If however you have a large HDTV that supports 1080p, the market is catching up with devices and content. HD-DVD and Blu Ray disk drives are becoming more prevalent. They are still expensive as hell, but the price is dropping thanks to the gaming market. The PlayStation 3 console started selling this week and it includes the Blu Ray drive. Like the Xbox 360, the PS3 is capable of delivering a 1080p signal. so as you can see, we now have millions of gamers in the quest for 1080p. Now they just need mommy to buy a 56, 58 or 62" HDTV and some 1080p movies or games.
It's widely acknowledged that the gamers are helping drive the HDTV market. It's no coincidence that HDTV sales started going up pretty drastically right before the Xbox 360 launched. I bought mine last October ahead of the Xbox 360 launch. The PS3 fanboys will help drive the market as well.

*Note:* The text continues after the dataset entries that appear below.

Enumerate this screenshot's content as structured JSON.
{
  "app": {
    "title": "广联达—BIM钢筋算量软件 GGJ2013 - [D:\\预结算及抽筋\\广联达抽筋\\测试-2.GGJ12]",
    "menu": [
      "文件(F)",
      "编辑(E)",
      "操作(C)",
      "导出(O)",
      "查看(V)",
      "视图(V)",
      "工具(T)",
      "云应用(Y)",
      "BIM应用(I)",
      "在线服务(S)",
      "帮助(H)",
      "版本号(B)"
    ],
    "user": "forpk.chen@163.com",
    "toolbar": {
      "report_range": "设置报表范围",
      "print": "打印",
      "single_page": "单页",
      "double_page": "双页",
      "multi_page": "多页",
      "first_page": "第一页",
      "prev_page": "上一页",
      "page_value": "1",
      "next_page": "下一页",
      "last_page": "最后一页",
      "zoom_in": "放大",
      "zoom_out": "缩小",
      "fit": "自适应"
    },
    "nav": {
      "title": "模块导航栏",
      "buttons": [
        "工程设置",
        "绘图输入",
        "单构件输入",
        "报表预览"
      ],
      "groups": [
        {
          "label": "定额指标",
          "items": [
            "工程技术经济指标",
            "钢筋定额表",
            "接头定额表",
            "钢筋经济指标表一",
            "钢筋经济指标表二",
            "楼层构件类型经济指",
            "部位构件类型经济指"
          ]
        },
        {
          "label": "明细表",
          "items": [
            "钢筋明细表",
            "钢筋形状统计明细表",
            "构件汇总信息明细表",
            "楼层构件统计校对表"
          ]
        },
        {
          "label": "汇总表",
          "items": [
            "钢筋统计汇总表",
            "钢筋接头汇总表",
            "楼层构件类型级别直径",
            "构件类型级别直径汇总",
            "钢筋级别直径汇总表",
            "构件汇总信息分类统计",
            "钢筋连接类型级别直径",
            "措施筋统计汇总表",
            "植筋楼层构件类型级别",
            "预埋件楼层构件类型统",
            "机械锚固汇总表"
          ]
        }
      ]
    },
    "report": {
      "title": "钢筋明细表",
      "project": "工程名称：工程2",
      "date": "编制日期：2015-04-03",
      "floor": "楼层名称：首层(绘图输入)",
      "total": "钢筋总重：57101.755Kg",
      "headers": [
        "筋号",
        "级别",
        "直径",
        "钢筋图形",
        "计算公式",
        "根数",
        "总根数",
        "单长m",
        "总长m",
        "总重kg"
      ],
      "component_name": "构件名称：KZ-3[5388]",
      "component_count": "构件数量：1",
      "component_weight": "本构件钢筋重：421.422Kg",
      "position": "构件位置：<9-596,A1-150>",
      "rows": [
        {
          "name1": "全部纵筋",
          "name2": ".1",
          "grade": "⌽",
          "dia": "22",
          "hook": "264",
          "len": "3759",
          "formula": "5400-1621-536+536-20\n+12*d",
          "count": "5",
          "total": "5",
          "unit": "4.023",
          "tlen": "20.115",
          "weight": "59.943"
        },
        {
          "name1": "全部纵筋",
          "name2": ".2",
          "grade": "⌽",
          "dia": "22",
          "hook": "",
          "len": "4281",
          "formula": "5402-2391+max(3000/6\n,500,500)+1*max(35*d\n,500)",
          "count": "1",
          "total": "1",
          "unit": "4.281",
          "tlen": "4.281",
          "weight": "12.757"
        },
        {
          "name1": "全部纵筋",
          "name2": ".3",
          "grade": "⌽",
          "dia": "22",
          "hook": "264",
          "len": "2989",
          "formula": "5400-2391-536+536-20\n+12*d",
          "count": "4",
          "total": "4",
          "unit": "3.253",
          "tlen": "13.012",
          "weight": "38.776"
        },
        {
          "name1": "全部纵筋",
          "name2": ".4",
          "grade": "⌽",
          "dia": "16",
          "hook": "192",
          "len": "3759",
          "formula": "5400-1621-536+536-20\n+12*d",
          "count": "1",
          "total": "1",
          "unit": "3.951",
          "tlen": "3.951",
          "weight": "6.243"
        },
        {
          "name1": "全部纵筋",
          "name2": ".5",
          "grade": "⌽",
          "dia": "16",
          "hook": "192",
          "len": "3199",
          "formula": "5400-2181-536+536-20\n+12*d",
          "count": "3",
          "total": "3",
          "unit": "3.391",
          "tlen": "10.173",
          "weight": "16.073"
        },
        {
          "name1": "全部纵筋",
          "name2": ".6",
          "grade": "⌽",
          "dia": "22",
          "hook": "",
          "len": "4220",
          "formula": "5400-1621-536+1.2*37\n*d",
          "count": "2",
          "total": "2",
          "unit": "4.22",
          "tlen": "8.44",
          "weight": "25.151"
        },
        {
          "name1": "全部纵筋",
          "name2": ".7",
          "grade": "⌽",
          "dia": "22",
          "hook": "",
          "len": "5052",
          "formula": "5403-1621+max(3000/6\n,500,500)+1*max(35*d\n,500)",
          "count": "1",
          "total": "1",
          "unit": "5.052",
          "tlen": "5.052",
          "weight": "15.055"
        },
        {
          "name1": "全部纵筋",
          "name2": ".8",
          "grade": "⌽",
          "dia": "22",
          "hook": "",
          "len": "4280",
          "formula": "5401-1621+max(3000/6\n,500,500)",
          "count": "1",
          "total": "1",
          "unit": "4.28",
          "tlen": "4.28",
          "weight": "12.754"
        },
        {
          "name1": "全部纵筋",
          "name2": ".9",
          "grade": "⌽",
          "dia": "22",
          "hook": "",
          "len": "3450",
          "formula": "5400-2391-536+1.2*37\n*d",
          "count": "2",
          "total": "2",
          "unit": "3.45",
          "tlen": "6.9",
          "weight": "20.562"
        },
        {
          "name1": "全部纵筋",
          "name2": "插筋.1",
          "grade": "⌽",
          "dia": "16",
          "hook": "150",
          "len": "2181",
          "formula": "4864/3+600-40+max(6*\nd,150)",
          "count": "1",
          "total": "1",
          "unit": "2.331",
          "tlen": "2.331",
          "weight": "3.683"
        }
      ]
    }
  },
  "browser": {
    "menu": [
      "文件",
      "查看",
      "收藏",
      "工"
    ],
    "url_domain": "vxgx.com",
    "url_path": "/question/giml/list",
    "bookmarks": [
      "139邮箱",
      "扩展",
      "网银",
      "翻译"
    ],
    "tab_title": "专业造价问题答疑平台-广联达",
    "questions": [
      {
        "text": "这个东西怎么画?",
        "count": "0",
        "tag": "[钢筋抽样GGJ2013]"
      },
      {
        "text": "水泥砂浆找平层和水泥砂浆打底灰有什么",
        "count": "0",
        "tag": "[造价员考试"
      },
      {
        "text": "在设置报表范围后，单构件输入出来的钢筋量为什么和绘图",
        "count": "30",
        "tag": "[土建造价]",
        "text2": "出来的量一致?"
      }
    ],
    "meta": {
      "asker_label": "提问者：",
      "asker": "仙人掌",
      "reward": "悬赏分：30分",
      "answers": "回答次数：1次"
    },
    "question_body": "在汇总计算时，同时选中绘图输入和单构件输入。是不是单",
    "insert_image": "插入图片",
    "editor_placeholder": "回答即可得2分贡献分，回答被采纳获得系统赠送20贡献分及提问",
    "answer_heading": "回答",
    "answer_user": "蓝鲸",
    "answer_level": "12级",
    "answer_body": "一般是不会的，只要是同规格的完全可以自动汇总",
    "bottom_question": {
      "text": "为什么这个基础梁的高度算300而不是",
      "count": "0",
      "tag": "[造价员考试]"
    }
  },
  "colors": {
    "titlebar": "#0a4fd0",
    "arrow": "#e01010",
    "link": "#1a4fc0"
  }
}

I have no plans to purchase a PS3 at this time. I'm pretty sure they are already sold out until after Christmas anyway. The problem in the industry now is the format war. HD-DVD drives won't play a Blu Ray disk, or vice versa. That means you have to make a conscience decision which format, and personal library to build. Since I purchased the Xbox 360 HD-DVD drive, I've made my decision but it's still very hard to swallow the HD-DVD or Blu Ray movie prices. The prices are generally at or above $24.99. I'm not going to be buying many titles at those prices, not when I can buy the same standard definition title at or below $9.99. Call me cheap.
Currently, the selection of HD-DVD and Blu Ray content is pretty limited. There are some decent movies, but I already own several of the titles. Remember the millions of gamers? Demand for movies on both formats will insure more selections keep coming out. It'll be interesting to see if one format will win over the other. I don't see a clear victor ayntime soon. Microsoft threw down the gauntlet with the Xbox 360 HD-DVD drive. Sony is behind Blu Ray with the drive built into the PS3. Standalone players are out, and more are on the way.
I watched a Pioneer Blu Ray disk player and movie the other day in the BestBuy Magnolia section. The display was a top of the line Pioneer Elite plasma model. The picture was incredible. Toshiba has some new models coming out as well for the HD-DVD format. The real bottom line on all of this is that the quest for 1080p has been completed if your are willing to make the investment. It isn't a trivial investment so make your choices carefully.